_WHAT IS NEEDED_.
Go through the material below, noting each line where the string "bound" appears, and give only the total.
########################################
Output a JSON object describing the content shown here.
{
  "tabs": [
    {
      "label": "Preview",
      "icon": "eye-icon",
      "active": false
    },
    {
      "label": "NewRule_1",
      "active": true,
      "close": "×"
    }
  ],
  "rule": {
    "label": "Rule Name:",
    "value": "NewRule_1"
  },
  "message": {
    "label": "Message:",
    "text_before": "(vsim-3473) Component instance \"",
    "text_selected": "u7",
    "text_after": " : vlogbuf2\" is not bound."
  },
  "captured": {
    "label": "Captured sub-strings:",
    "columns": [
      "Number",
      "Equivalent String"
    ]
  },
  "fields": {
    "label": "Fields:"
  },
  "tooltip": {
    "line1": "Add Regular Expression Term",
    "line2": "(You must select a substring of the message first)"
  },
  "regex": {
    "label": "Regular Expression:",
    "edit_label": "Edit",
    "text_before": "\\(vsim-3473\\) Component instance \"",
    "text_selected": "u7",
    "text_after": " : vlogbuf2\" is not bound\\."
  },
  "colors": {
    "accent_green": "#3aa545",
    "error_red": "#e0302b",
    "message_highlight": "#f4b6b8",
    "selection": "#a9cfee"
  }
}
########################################
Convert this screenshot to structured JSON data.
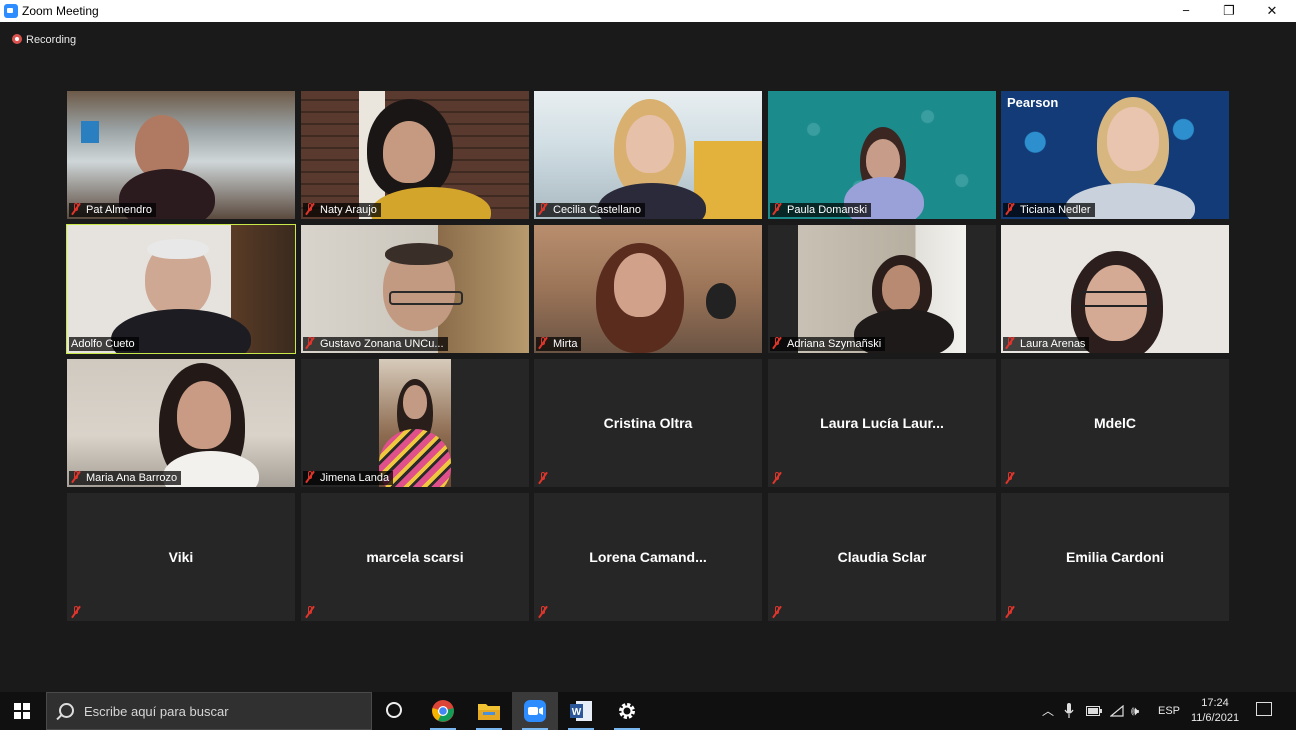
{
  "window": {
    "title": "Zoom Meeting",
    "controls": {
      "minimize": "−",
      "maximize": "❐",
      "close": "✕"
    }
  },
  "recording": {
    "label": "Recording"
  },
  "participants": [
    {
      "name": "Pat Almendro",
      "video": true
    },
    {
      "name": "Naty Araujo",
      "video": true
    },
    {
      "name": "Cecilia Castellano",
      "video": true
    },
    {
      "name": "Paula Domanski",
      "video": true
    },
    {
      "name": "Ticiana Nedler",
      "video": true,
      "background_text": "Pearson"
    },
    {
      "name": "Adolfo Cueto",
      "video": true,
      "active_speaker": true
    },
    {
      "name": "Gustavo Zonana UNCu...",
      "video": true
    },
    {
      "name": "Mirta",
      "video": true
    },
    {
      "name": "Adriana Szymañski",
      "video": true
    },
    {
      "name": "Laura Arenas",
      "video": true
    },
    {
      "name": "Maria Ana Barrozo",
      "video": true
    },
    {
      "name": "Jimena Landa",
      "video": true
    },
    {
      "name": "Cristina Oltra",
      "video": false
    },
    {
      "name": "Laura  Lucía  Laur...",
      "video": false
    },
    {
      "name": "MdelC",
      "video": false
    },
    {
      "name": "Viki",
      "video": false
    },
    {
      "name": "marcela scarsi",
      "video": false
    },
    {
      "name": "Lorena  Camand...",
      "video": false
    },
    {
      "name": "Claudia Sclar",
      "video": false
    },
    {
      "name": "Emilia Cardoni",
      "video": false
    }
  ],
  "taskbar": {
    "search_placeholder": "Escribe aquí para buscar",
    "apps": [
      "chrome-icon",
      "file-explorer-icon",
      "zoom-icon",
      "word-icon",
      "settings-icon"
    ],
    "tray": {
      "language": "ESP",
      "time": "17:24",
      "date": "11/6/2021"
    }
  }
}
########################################
_RESPONSE AREA_.
2